**TO DO:** What appears in the data must be reproduced exactly.

**DATA FOR THE TASK:**
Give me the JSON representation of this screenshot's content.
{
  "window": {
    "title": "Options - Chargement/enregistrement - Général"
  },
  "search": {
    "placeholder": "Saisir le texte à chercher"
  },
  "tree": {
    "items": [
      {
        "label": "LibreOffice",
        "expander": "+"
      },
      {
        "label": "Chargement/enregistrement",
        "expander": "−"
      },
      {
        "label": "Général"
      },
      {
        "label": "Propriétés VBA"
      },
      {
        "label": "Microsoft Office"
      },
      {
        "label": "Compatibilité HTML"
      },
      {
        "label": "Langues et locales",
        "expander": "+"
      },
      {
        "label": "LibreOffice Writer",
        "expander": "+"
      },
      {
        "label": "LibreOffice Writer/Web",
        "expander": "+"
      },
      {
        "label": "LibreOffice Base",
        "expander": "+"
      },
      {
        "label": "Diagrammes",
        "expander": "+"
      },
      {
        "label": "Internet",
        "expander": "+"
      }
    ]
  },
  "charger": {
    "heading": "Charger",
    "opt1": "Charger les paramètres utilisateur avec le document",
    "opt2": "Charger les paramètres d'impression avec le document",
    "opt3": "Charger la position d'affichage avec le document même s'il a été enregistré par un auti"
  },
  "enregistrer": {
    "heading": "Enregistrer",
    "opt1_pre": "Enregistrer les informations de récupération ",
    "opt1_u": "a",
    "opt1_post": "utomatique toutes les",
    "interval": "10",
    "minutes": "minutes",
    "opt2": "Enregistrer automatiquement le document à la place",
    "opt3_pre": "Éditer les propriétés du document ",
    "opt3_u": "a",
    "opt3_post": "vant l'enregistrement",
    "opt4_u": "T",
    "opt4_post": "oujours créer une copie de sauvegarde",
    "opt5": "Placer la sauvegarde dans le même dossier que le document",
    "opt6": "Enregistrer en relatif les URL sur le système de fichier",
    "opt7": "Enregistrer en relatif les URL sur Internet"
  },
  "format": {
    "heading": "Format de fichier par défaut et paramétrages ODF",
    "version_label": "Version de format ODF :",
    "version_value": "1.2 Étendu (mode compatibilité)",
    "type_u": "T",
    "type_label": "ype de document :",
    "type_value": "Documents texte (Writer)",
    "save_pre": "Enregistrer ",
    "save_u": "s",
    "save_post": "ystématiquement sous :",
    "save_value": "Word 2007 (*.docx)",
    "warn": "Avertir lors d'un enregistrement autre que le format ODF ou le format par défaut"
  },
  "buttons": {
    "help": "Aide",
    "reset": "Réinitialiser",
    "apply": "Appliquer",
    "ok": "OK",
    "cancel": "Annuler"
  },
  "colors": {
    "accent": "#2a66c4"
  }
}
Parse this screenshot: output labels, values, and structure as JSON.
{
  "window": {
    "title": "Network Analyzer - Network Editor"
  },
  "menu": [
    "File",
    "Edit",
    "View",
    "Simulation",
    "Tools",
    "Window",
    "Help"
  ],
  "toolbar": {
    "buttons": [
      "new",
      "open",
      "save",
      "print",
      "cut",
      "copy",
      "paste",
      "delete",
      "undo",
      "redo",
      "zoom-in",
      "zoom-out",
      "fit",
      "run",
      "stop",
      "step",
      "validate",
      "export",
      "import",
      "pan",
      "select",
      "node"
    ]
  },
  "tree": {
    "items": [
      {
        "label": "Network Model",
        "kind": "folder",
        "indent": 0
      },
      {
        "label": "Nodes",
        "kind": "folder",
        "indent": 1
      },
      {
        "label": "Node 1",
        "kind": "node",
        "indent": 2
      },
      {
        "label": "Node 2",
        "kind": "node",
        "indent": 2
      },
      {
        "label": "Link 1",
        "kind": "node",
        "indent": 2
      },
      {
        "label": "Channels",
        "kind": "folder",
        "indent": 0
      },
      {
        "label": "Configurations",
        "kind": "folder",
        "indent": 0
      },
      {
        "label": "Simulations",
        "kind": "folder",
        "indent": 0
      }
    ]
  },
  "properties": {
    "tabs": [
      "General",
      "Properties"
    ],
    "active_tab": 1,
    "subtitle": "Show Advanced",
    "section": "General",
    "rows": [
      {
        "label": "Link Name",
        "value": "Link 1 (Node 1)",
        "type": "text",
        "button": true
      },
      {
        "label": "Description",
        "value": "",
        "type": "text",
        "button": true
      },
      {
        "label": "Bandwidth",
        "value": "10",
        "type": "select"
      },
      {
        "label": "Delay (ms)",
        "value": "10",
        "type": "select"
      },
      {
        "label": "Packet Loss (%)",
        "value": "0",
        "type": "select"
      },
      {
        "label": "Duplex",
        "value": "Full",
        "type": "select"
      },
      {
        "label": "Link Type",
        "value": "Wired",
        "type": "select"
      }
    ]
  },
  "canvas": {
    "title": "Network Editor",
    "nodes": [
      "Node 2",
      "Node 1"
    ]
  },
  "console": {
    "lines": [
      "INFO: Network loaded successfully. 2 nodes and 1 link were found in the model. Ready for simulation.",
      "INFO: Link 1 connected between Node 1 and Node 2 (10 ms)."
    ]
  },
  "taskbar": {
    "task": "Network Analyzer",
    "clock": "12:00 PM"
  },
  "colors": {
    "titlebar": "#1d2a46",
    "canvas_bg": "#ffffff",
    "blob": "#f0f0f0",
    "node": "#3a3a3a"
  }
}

**RESPONSE TO THIS TASK:**
Give me the JSON representation of this screenshot's content.
{
  "window": {
    "title": "Options - Chargement/enregistrement - Général"
  },
  "search": {
    "placeholder": "Saisir le texte à chercher"
  },
  "tree": {
    "items": [
      {
        "label": "LibreOffice",
        "expander": "+"
      },
      {
        "label": "Chargement/enregistrement",
        "expander": "−"
      },
      {
        "label": "Général"
      },
      {
        "label": "Propriétés VBA"
      },
      {
        "label": "Microsoft Office"
      },
      {
        "label": "Compatibilité HTML"
      },
      {
        "label": "Langues et locales",
        "expander": "+"
      },
      {
        "label": "LibreOffice Writer",
        "expander": "+"
      },
      {
        "label": "LibreOffice Writer/Web",
        "expander": "+"
      },
      {
        "label": "LibreOffice Base",
        "expander": "+"
      },
      {
        "label": "Diagrammes",
        "expander": "+"
      },
      {
        "label": "Internet",
        "expander": "+"
      }
    ]
  },
  "charger": {
    "heading": "Charger",
    "opt1": "Charger les paramètres utilisateur avec le document",
    "opt2": "Charger les paramètres d'impression avec le document",
    "opt3": "Charger la position d'affichage avec le document même s'il a été enregistré par un auti"
  },
  "enregistrer": {
    "heading": "Enregistrer",
    "opt1_pre": "Enregistrer les informations de récupération ",
    "opt1_u": "a",
    "opt1_post": "utomatique toutes les",
    "interval": "10",
    "minutes": "minutes",
    "opt2": "Enregistrer automatiquement le document à la place",
    "opt3_pre": "Éditer les propriétés du document ",
    "opt3_u": "a",
    "opt3_post": "vant l'enregistrement",
    "opt4_u": "T",
    "opt4_post": "oujours créer une copie de sauvegarde",
    "opt5": "Placer la sauvegarde dans le même dossier que le document",
    "opt6": "Enregistrer en relatif les URL sur le système de fichier",
    "opt7": "Enregistrer en relatif les URL sur Internet"
  },
  "format": {
    "heading": "Format de fichier par défaut et paramétrages ODF",
    "version_label": "Version de format ODF :",
    "version_value": "1.2 Étendu (mode compatibilité)",
    "type_u": "T",
    "type_label": "ype de document :",
    "type_value": "Documents texte (Writer)",
    "save_pre": "Enregistrer ",
    "save_u": "s",
    "save_post": "ystématiquement sous :",
    "save_value": "Word 2007 (*.docx)",
    "warn": "Avertir lors d'un enregistrement autre que le format ODF ou le format par défaut"
  },
  "buttons": {
    "help": "Aide",
    "reset": "Réinitialiser",
    "apply": "Appliquer",
    "ok": "OK",
    "cancel": "Annuler"
  },
  "colors": {
    "accent": "#2a66c4"
  }
}
Parse this screenshot: output labels, values, and structure as JSON.
{
  "window": {
    "title": "Network Analyzer - Network Editor"
  },
  "menu": [
    "File",
    "Edit",
    "View",
    "Simulation",
    "Tools",
    "Window",
    "Help"
  ],
  "toolbar": {
    "buttons": [
      "new",
      "open",
      "save",
      "print",
      "cut",
      "copy",
      "paste",
      "delete",
      "undo",
      "redo",
      "zoom-in",
      "zoom-out",
      "fit",
      "run",
      "stop",
      "step",
      "validate",
      "export",
      "import",
      "pan",
      "select",
      "node"
    ]
  },
  "tree": {
    "items": [
      {
        "label": "Network Model",
        "kind": "folder",
        "indent": 0
      },
      {
        "label": "Nodes",
        "kind": "folder",
        "indent": 1
      },
      {
        "label": "Node 1",
        "kind": "node",
        "indent": 2
      },
      {
        "label": "Node 2",
        "kind": "node",
        "indent": 2
      },
      {
        "label": "Link 1",
        "kind": "node",
        "indent": 2
      },
      {
        "label": "Channels",
        "kind": "folder",
        "indent": 0
      },
      {
        "label": "Configurations",
        "kind": "folder",
        "indent": 0
      },
      {
        "label": "Simulations",
        "kind": "folder",
        "indent": 0
      }
    ]
  },
  "properties": {
    "tabs": [
      "General",
      "Properties"
    ],
    "active_tab": 1,
    "subtitle": "Show Advanced",
    "section": "General",
    "rows": [
      {
        "label": "Link Name",
        "value": "Link 1 (Node 1)",
        "type": "text",
        "button": true
      },
      {
        "label": "Description",
        "value": "",
        "type": "text",
        "button": true
      },
      {
        "label": "Bandwidth",
        "value": "10",
        "type": "select"
      },
      {
        "label": "Delay (ms)",
        "value": "10",
        "type": "select"
      },
      {
        "label": "Packet Loss (%)",
        "value": "0",
        "type": "select"
      },
      {
        "label": "Duplex",
        "value": "Full",
        "type": "select"
      },
      {
        "label": "Link Type",
        "value": "Wired",
        "type": "select"
      }
    ]
  },
  "canvas": {
    "title": "Network Editor",
    "nodes": [
      "Node 2",
      "Node 1"
    ]
  },
  "console": {
    "lines": [
      "INFO: Network loaded successfully. 2 nodes and 1 link were found in the model. Ready for simulation.",
      "INFO: Link 1 connected between Node 1 and Node 2 (10 ms)."
    ]
  },
  "taskbar": {
    "task": "Network Analyzer",
    "clock": "12:00 PM"
  },
  "colors": {
    "titlebar": "#1d2a46",
    "canvas_bg": "#ffffff",
    "blob": "#f0f0f0",
    "node": "#3a3a3a"
  }
}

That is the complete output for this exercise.